And yet Duncan’s full lower lip doesn’t stay rosy. As his work shifts from suppressing an Arab revolt to dealing with the various terrorist acts of the Jewish groups fighting for independence, such as the Irgun, that lower lip becomes thrust out in concentration and eventually in anger and revulsion. After the bombing of the King David Hotel, he visits Eva who sees “his lips set and his jaw thrust forward.” While Duncan gets some of the best lines (“Jerusalem is half the size of a Dublin cemetery and twice as dead”), he also spouts some racist remarks that almost make him a stereotype. Almost, for could he be otherwise, a man of his time? In his rant against the bombers, the “vermin,” he says hanging is too good for them, “String ’em up by the feet and use their heads for footballs, is what we should do.” Eva notes a moment later, “He spat the word ‘Zionist’ out of his mouth like a shred of foul meat.” And so their relationship evolves into a representational one, where Eva speaks on behalf of the moderate Jews and Duncan embodies bitter intolerance.

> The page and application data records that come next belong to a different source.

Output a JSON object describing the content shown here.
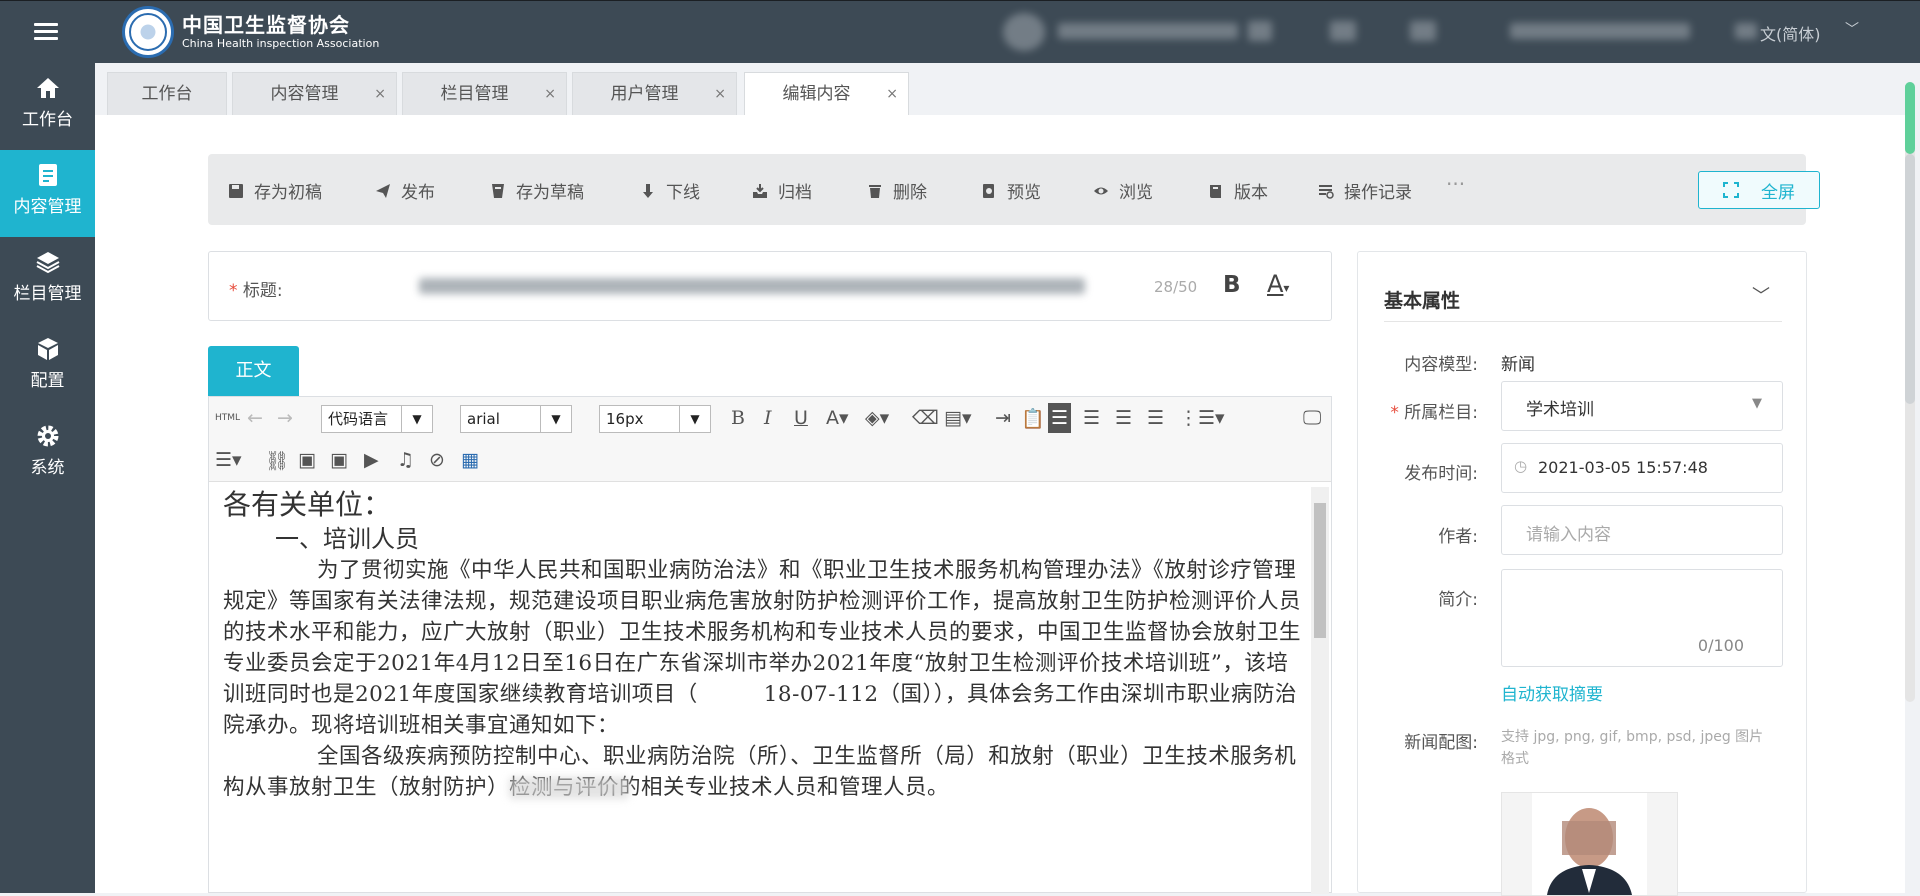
{
  "header": {
    "logo_cn": "中国卫生监督协会",
    "logo_en": "China Health inspection Association",
    "language": "文(简体)"
  },
  "sidebar": {
    "items": [
      {
        "label": "工作台",
        "icon": "home-icon"
      },
      {
        "label": "内容管理",
        "icon": "document-edit-icon",
        "active": true
      },
      {
        "label": "栏目管理",
        "icon": "layers-icon"
      },
      {
        "label": "配置",
        "icon": "cube-icon"
      },
      {
        "label": "系统",
        "icon": "gear-icon"
      }
    ]
  },
  "tabs": [
    {
      "label": "工作台"
    },
    {
      "label": "内容管理",
      "close": "×"
    },
    {
      "label": "栏目管理",
      "close": "×"
    },
    {
      "label": "用户管理",
      "close": "×"
    },
    {
      "label": "编辑内容",
      "close": "×",
      "active": true
    }
  ],
  "toolbar": {
    "save_draft_initial": "存为初稿",
    "publish": "发布",
    "save_draft": "存为草稿",
    "offline": "下线",
    "archive": "归档",
    "delete": "删除",
    "preview": "预览",
    "browse": "浏览",
    "version": "版本",
    "operation_log": "操作记录",
    "more": "···",
    "fullscreen": "全屏"
  },
  "title_field": {
    "required_mark": "*",
    "label": "标题:",
    "count": "28/50",
    "bold": "B",
    "color": "A"
  },
  "body_tab": "正文",
  "editor": {
    "html_label": "HTML",
    "code_language": "代码语言",
    "font_family": "arial",
    "font_size": "16px",
    "content": {
      "salutation": "各有关单位：",
      "section1": "一、培训人员",
      "para1": "为了贯彻实施《中华人民共和国职业病防治法》和《职业卫生技术服务机构管理办法》《放射诊疗管理规定》等国家有关法律法规，规范建设项目职业病危害放射防护检测评价工作，提高放射卫生防护检测评价人员的技术水平和能力，应广大放射（职业）卫生技术服务机构和专业技术人员的要求，中国卫生监督协会放射卫生专业委员会定于2021年4月12日至16日在广东省深圳市举办2021年度“放射卫生检测评价技术培训班”，该培训班同时也是2021年度国家继续教育培训项目（　　　18-07-112（国）），具体会务工作由深圳市职业病防治院承办。现将培训班相关事宜通知如下：",
      "para2": "全国各级疾病预防控制中心、职业病防治院（所）、卫生监督所（局）和放射（职业）卫生技术服务机构从事放射卫生（放射防护）检测与评价的相关专业技术人员和管理人员。"
    }
  },
  "properties": {
    "title": "基本属性",
    "content_model_label": "内容模型:",
    "content_model_value": "新闻",
    "column_label": "所属栏目:",
    "column_value": "学术培训",
    "publish_time_label": "发布时间:",
    "publish_time_value": "2021-03-05 15:57:48",
    "author_label": "作者:",
    "author_placeholder": "请输入内容",
    "summary_label": "简介:",
    "summary_count": "0/100",
    "auto_summary": "自动获取摘要",
    "image_label": "新闻配图:",
    "image_hint": "支持 jpg, png, gif, bmp, psd, jpeg 图片格式"
  },
  "colors": {
    "accent": "#1fb4cf",
    "sidebar_bg": "#3d4a55",
    "required": "#e74c3c"
  }
}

Goliger has a stylistic tic — she loves a series of three. For example: “The following day saw more parties, parades, and thanksgiving services throughout the country…”; “In the rescue, in the chase, in the chaos”; and “…a small encouraging smile on his lips, suggesting competence, self-discipline, and high principles.” Compared to what she pulls off in this well-researched novel, however — the voice of a British policeman in his letters and conversation, the voice of Eva’s sister Liesel in her letters from the kibbutz, the condemnatory voice of Eva’s father, the voices of various friends and neighbours such as Malka, and Katy and Sami Khoury– this tic is nothing but an amusement.
I recommend this tale of Eva Salomon’s various departures — from the Nazis, from her Jewish father and finally from the trauma of a Jewish attack.

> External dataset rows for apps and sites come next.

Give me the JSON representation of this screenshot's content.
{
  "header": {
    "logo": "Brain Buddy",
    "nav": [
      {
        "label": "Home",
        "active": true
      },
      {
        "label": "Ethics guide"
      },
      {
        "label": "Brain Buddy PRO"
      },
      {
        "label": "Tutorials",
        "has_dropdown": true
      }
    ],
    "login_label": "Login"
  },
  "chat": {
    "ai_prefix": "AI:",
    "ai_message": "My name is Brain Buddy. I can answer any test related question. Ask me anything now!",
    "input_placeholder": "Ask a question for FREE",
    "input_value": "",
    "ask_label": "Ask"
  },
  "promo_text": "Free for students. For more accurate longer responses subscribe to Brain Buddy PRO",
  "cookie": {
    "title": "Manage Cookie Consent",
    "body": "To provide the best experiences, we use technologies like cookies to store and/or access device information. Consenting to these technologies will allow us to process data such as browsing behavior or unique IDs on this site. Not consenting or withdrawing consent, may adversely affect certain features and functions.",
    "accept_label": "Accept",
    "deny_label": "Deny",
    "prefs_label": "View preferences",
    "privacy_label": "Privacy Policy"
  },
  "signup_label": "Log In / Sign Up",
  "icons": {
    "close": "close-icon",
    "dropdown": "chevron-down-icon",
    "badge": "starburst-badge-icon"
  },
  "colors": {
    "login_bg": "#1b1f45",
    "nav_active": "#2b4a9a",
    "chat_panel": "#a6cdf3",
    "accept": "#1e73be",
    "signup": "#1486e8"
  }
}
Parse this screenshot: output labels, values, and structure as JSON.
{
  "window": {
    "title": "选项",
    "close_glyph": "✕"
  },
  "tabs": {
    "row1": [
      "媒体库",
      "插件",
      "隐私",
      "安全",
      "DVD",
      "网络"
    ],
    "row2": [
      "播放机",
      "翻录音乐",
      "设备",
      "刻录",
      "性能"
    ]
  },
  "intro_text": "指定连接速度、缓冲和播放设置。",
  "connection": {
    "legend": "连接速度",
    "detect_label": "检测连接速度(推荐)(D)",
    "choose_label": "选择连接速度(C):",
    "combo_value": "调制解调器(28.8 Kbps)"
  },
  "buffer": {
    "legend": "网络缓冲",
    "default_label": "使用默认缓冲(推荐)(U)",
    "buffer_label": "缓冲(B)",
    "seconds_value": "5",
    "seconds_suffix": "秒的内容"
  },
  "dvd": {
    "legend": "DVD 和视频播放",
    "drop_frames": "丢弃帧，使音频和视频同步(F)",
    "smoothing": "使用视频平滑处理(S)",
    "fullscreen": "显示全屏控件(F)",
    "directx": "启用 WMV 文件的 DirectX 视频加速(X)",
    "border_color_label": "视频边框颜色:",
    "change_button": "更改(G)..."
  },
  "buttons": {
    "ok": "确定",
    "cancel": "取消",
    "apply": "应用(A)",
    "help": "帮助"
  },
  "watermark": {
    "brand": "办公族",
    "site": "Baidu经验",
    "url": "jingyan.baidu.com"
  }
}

Disclaimer: Apparently it is a conflict of interest for a reviewer to review the work of a friend. Goliger is a friend of mine. For anyone horrified by this fact, I direct you to the work and lives of the Bloomsbury group. –DM
Gabriella Goliger lived in Israel in the early 1970s; since then she has made frequent trips to Israel to see family and friends, most recently in November 2016. Goliger grew up in Montreal and now makes her home in Ottawa. She has an M.A. in English Literature from Hebrew University of Jerusalem (1974). In 1997, her short story, “Maladies of the Inner Ear,” won the Journey Prize; it was republished in her collection, Song of Ascent in 2001. Her novel Girl Unwrapped (with scenes in Israel) came out in 2010.